We woke at 6 a.m. aboard National Geographic Sea Bird as we reached our Canadian checkpoint in Prince Rupert on the western coast of British Columbia. Canadian customs agents boarded the ship and then cleared us to set off in our expedition landing crafts to explore the town. We spent the morning and early afternoon walking about this sleepy port village, visiting the Museum of Northern British Columbia and perusing the shops, business-front murals, and cafés. Prince Rupert has a population of more than 12,000 people and is one of the deepest water ports on the western Canadian coast. The city is served by a road system, the Alaska Marine Highway, and a rail system that serves mainland Canada, delivering goods that arrive from overseas by container ship. After we departed, we cruised along the Canadian Inside Passage, watching for wildlife as cumulus clouds built up and drifted overhead, and we passed what at first glance appeared to be a barge adrift in the sound. We realized that in fact what we were seeing was a light station situated on an island in the shape of a small ship. Onto Hecate Strait and Haida Gwaii.
National Geographic Sea Bird
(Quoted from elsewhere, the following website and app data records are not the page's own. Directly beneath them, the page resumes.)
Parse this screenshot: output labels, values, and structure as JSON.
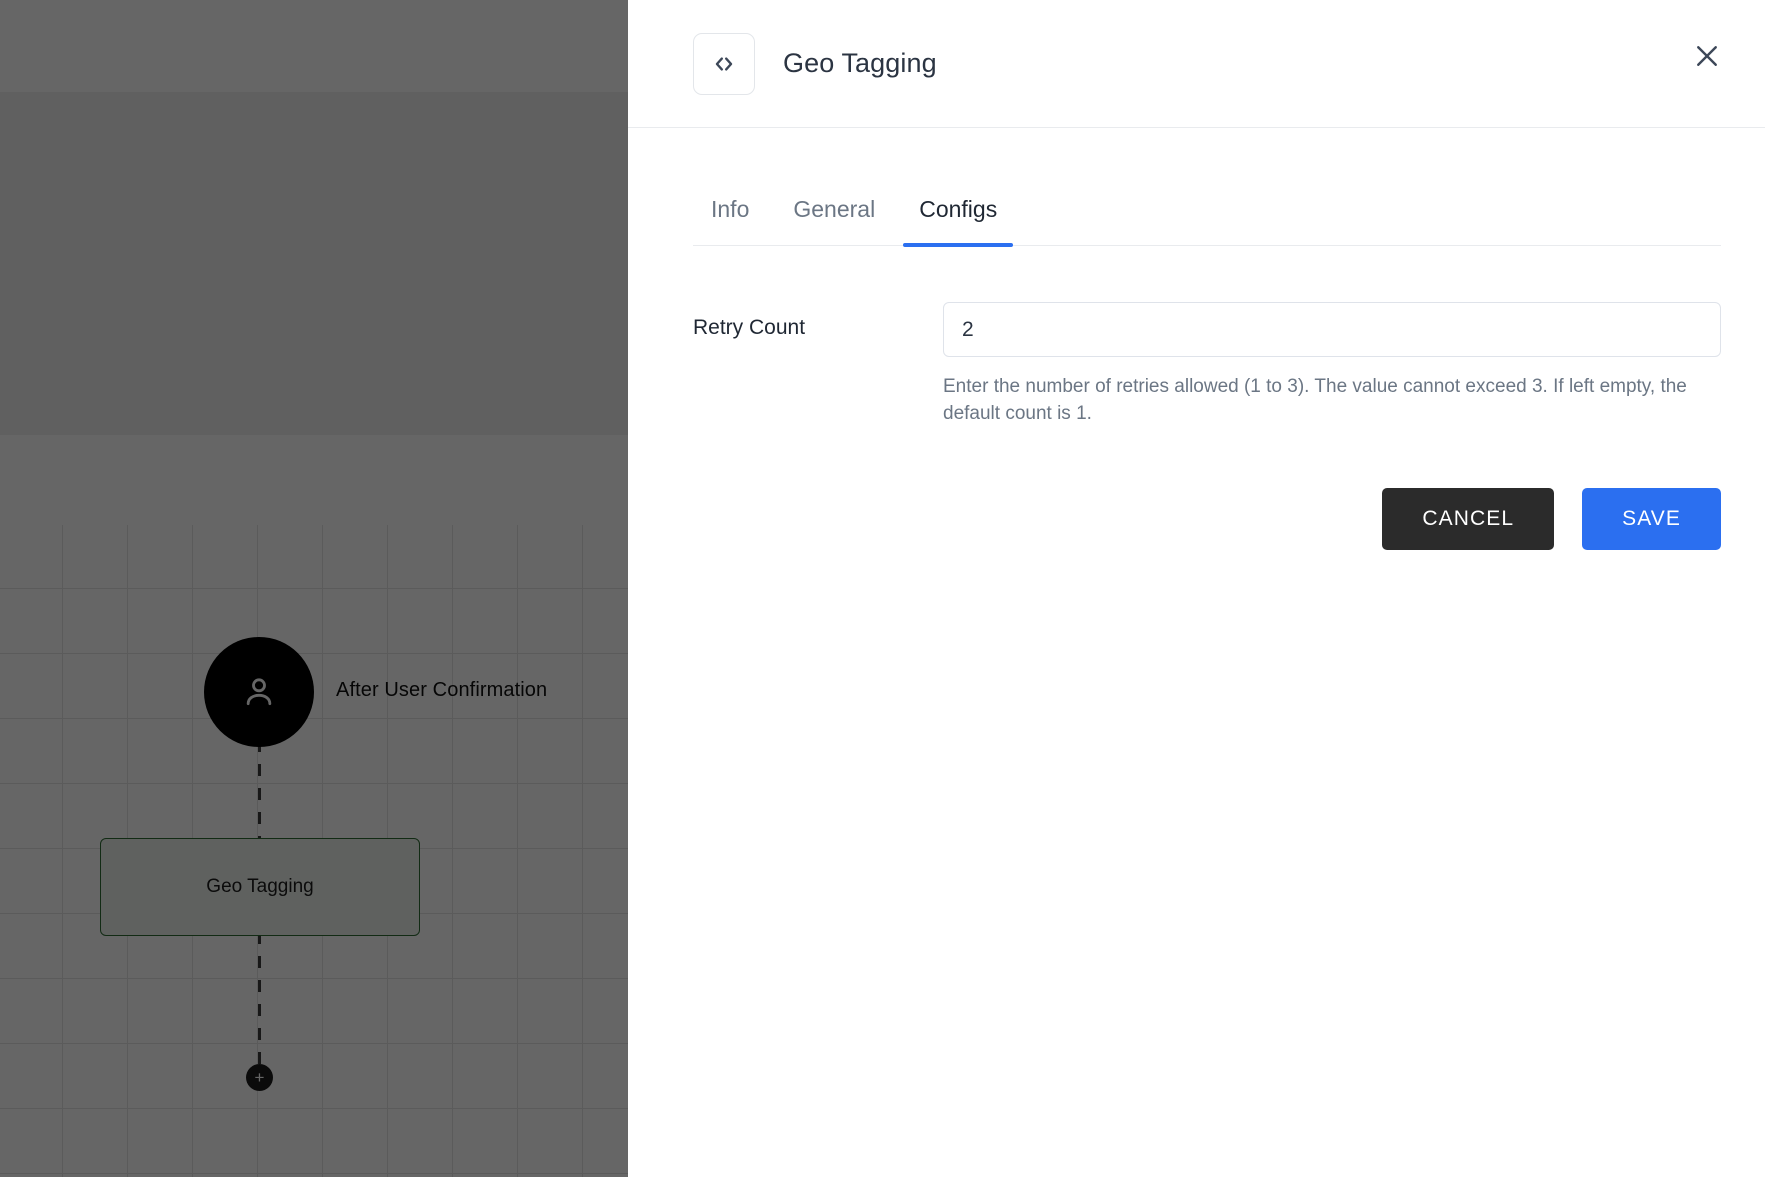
{
  "canvas": {
    "trigger": {
      "label": "After User Confirmation",
      "icon": "user-icon"
    },
    "step": {
      "label": "Geo Tagging"
    },
    "add_step": {
      "label": "+"
    }
  },
  "drawer": {
    "icon": "code-brackets-icon",
    "title": "Geo Tagging",
    "close_icon": "close-icon",
    "tabs": [
      {
        "label": "Info",
        "active": false
      },
      {
        "label": "General",
        "active": false
      },
      {
        "label": "Configs",
        "active": true
      }
    ],
    "fields": [
      {
        "label": "Retry Count",
        "value": "2",
        "placeholder": "",
        "help": "Enter the number of retries allowed (1 to 3). The value cannot exceed 3. If left empty, the default count is 1."
      }
    ],
    "buttons": {
      "cancel": "CANCEL",
      "save": "SAVE"
    }
  },
  "colors": {
    "accent": "#2b6ff0",
    "cancel": "#2b2b2b",
    "node_border": "#2f6b34",
    "title": "#2b3442",
    "muted": "#6b7684"
  }
}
In the spirit of exploration, National Geographic Sea Bird pulled into Jackson Passage, a beautiful spot in British Columbia, to view whales and invertebrates from expedition landing crafts and kayaks. In the afternoon, thanks to rough seas and the motion of the ocean, we were all well reminded we were on a boat. A highlight of the day: diving in a new place and finding some beautiful—albeit small—hidden gems, right underneath the kayakers.